I find it easier to do scene work in a horizontal format, but when you truncate it, it is easier to shot them in the vertical format. I also find it easier to shoot horizontal shots at maximum depth, but to shoot truncated shots at limited depth. Why limited depth? It helps you to concentrate on a simplified subject by blurring the background. Scenes shot in the truncated format need a bit of thought. Straight on centered shots are not always correct. Even it you are working close, you can angle from one side to the other to get a different and usually more interesting effect.

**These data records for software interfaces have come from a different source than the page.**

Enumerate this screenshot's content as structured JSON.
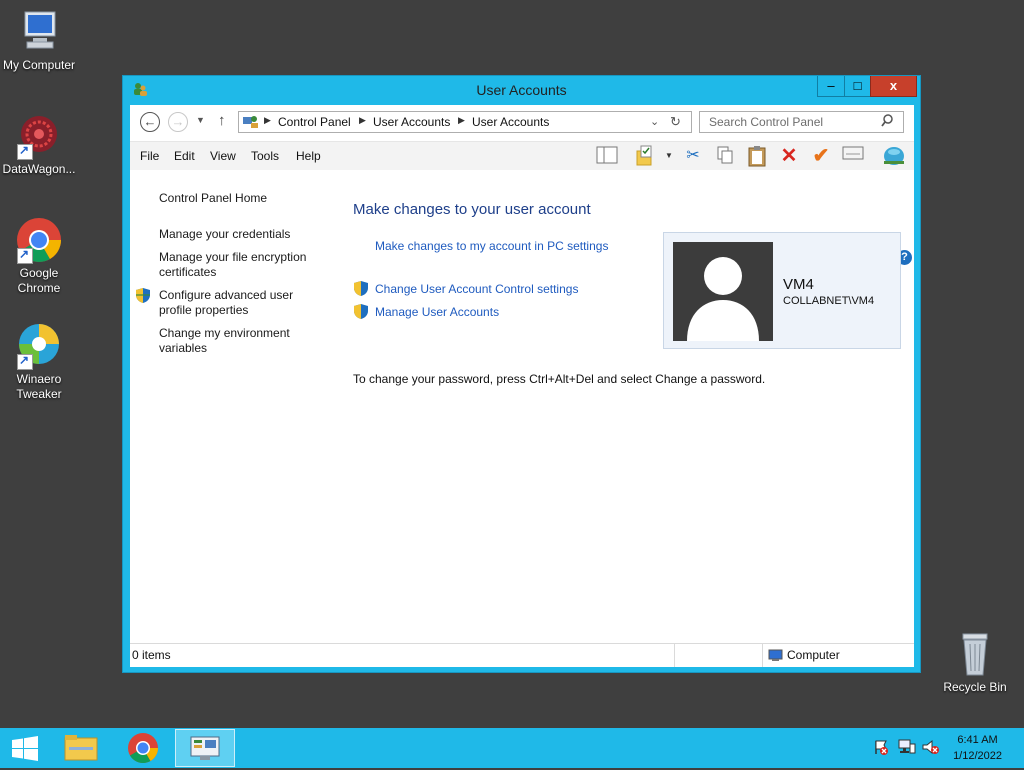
{
  "desktop": {
    "icons": [
      {
        "label": "My Computer"
      },
      {
        "label": "DataWagon..."
      },
      {
        "label": "Google Chrome"
      },
      {
        "label": "Winaero Tweaker"
      },
      {
        "label": "Recycle Bin"
      }
    ]
  },
  "window": {
    "title": "User Accounts",
    "buttons": {
      "minimize": "–",
      "maximize": "□",
      "close": "x"
    }
  },
  "navigation": {
    "breadcrumbs": [
      "Control Panel",
      "User Accounts",
      "User Accounts"
    ],
    "search_placeholder": "Search Control Panel"
  },
  "menu": {
    "items": [
      "File",
      "Edit",
      "View",
      "Tools",
      "Help"
    ]
  },
  "sidebar": {
    "home": "Control Panel Home",
    "links": [
      "Manage your credentials",
      "Manage your file encryption certificates",
      "Configure advanced user profile properties",
      "Change my environment variables"
    ]
  },
  "main": {
    "heading": "Make changes to your user account",
    "pc_settings_link": "Make changes to my account in PC settings",
    "uac_link": "Change User Account Control settings",
    "manage_link": "Manage User Accounts",
    "password_note": "To change your password, press Ctrl+Alt+Del and select Change a password.",
    "user": {
      "name": "VM4",
      "domain": "COLLABNET\\VM4"
    }
  },
  "statusbar": {
    "items": "0 items",
    "zone": "Computer"
  },
  "taskbar": {
    "time": "6:41 AM",
    "date": "1/12/2022"
  },
  "colors": {
    "accent": "#1fb9e8",
    "desktop": "#3f3f3f",
    "link": "#1f5bbf",
    "heading": "#1e3f8a",
    "close": "#c7402b"
  }
}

Now let’s blend both types of shooting. Instead of enlarging that one scene or that group of truncated photos for above the family room couch, let’s do both. Isn’t this a better idea: instead of that super large and expensive photo, lets do a slightly large shot and place two or three truncated photos on each side. Doesn’t that tell more of the story? This works with a dramatic scene, or an interesting home , but it could also work for a flower bed or a classic car. Take a full-scene shot of the flowerbed or car. Then look and find the interesting parts of it, photographs to arrange around the outside of the flowerbed or car. No matter how you look at it, a flowerbed, a car, an old home, or a wonderful scene will continue to work. Yet, how much more interesting the photograph will look if you have a group of associated photographs, which your friends can view and comment on.
Do you need a camera bag full of lens to accomplish these goals? Let me divert back to what lenses I feel are photographically perfect (as written in the post: WHAT ARE THOSE NUMBERS IN MY CAMERA VIEWFINDER?). Any lens with a straight f2.8 maximum aperture, either a wide angle zoom or telephoto zoom, is wonderful. I’ve had a 28-70 f2.8 and 70-200 f2.8 in my camera case or camera vest from the beginning of my photographic career. But for overall shooting, I’ve always had a slower extreme wide angle to extreme telephoto lens. The “hot lens” in today’s market is Tokina’s 18-250 zoom. For twenty some years I’ve carried 35-200 to 28-200, and I now carry 24-200 lenses, which I’ve used for every aspect of my photographic life. Why so many? Well……I used them as every day lenses or vacation lenses, and they got bumped around a bit. But with this style lens you can take that wide shot, and then pick the interesting aspects out of it. My dear digital friends shoot a lot because it costs nothing to experiment.
I hope this article has helped you think a bit, because the slower the path between the original thought and the photograph you take, the better the photograph is going too be.
This article is about composition. Later I will post an article on more intense composition. For now, if you can’t find your way “up the yellow brick road,” if you have any ideas for articles, or if you have specific photographic questions, drop me a line at firstname.lastname@example.org.
(Check the comments on The Photodoctor’s previous article, WHAT ARE THOSE NUMBERS IN MY CAMERA VIEWFINDER?)